Ride-hailing business has slowed after the pandemic, and Ola needs new growth boosters to gain momentum ahead of its IPO. The company is diversifying to selling pre-owned cars and reattempting food and grocery plays. Will the strategy deliver?
November 15, 2021
11 Min Read
It’s hard to imagine how Bhavish Aggarwal feels right now. The two ventures he founded are on very different trajectories: one faces considerable headwinds, another the best conditions.
Ola, launched in 2010, became a market leader in mobility after 17 funding rounds and a bruising battle with competitors, mainly Uber. But the pandemic upended the ride-hailing sector, blunting Ola’s hard-earned advantage and slowing growth.
Four-year-old Ola Electric, in contrast, is one of the fastest startups in the electric vehicle (EV) space to raise capital and land a valuation of $2.7 billion (as of October 2021), according to regulatory filings. Media reports indicate the firm has hired bankers to raise an additional $1 billion.
Aggarwal has effectively seen both sides of fundraising. “It took him over a decade to build Ola. But just four years after launch, Ola Electric is already close to exceeding Ola’s valuation (at least in the secondary market),” said a person tracking Ola’s journey.
This is a crucial moment for Ola as it eyes momentum and a pickup in valuation ahead of its planned initial public offering (IPO). To get there, it is diversifying to new and newish business areas:
ANI Technologies, Ola’s parent company, is eyeing a new funding round that will help it benchmark its share price ahead of an IPO. The company is targeting a market debut at a valuation of $12-15 billion
Ola’s parent company, ANI Technologies, is in talks to raise fresh funds at a valuation of $7 billion, two people briefed on the development told The CapTable.
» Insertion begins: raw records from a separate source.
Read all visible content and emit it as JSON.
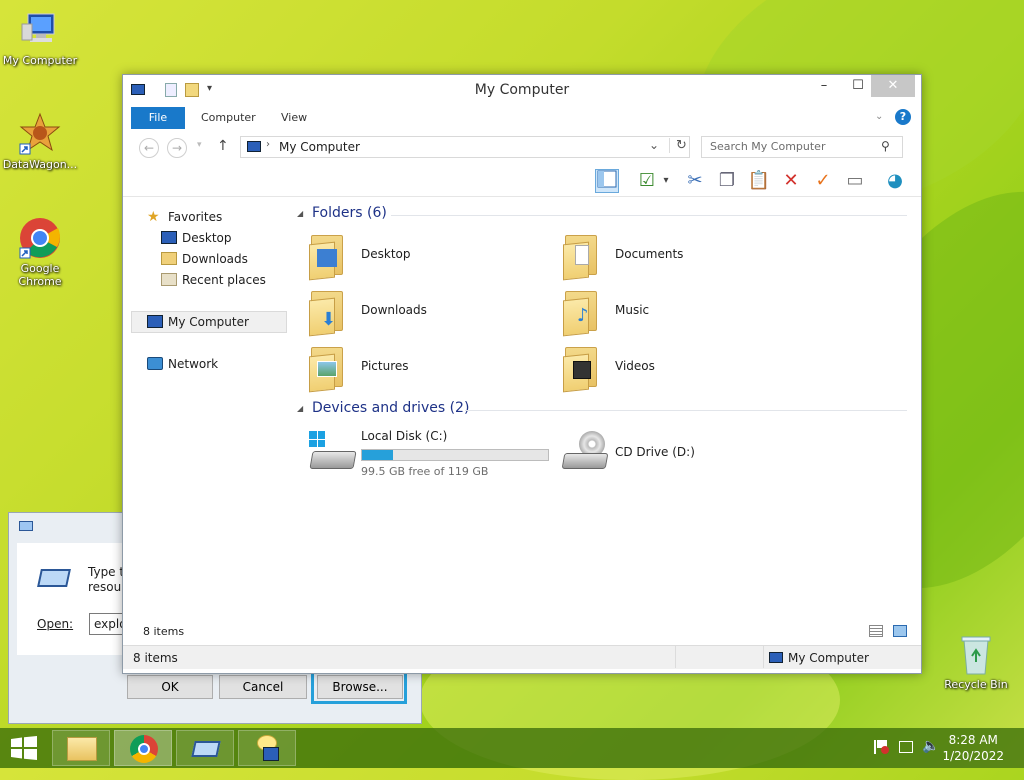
{
  "desktop": {
    "icons": [
      {
        "label": "My Computer"
      },
      {
        "label": "DataWagon..."
      },
      {
        "label": "Google Chrome"
      },
      {
        "label": "Recycle Bin"
      }
    ]
  },
  "run_dialog": {
    "description": "Type the name of a program, folder, document, or Internet resource",
    "description_visible_1": "Type the",
    "description_visible_2": "resource",
    "open_label": "Open:",
    "open_value": "explore",
    "ok_label": "OK",
    "cancel_label": "Cancel",
    "browse_label": "Browse..."
  },
  "explorer": {
    "title": "My Computer",
    "ribbon_tabs": [
      {
        "label": "File"
      },
      {
        "label": "Computer"
      },
      {
        "label": "View"
      }
    ],
    "address": "My Computer",
    "search_placeholder": "Search My Computer",
    "nav": {
      "favorites": "Favorites",
      "items": [
        {
          "label": "Desktop"
        },
        {
          "label": "Downloads"
        },
        {
          "label": "Recent places"
        }
      ],
      "my_computer": "My Computer",
      "network": "Network"
    },
    "groups": {
      "folders": "Folders (6)",
      "devices": "Devices and drives (2)"
    },
    "folders": [
      {
        "label": "Desktop"
      },
      {
        "label": "Documents"
      },
      {
        "label": "Downloads"
      },
      {
        "label": "Music"
      },
      {
        "label": "Pictures"
      },
      {
        "label": "Videos"
      }
    ],
    "drives": [
      {
        "label": "Local Disk (C:)",
        "free_text": "99.5 GB free of 119 GB",
        "used_fraction": 0.164
      },
      {
        "label": "CD Drive (D:)"
      }
    ],
    "item_count": "8 items",
    "status_count": "8 items",
    "status_location": "My Computer"
  },
  "taskbar": {
    "time": "8:28 AM",
    "date": "1/20/2022"
  },
  "colors": {
    "accent": "#1979ca",
    "progress": "#26a0da",
    "focus_ring": "#26a0da"
  }
}
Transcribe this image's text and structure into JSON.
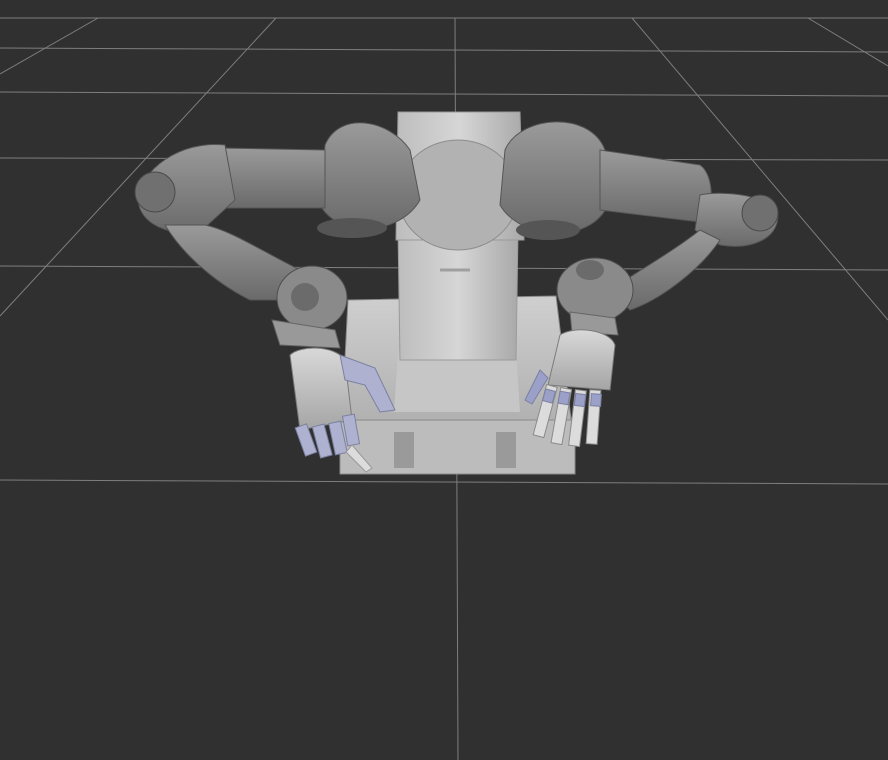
{
  "viewport": {
    "background_color": "#303030",
    "grid_color": "#a0a0a0",
    "model_body_color": "#8a8a8a",
    "model_light_color": "#c8c8c8",
    "finger_accent_color": "#9aa0c8"
  },
  "scene": {
    "view_type": "3d-render",
    "grid": true,
    "model": "dual-arm-robot-with-hands"
  }
}
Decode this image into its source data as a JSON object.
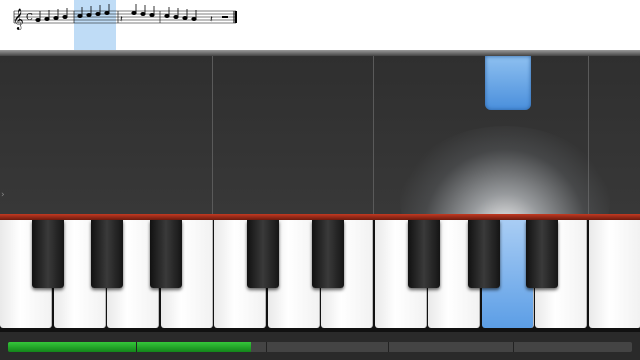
{
  "score": {
    "clef": "treble-clef-icon",
    "time_signature": "C",
    "highlight_color": "#bfdcf6"
  },
  "falling_note": {
    "color": "#4a8fdc"
  },
  "keyboard": {
    "white_key_count": 12,
    "active_white_key_index": 9,
    "active_color": "#5c9ee6"
  },
  "progress": {
    "fraction": 0.39,
    "color": "#22a82a"
  }
}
In July, Warburg Pincus and Temasek Holdings bought $500 million of Ola shares from existing investors Tiger Global and Matrix Partners India at a $3.8-billion valuation.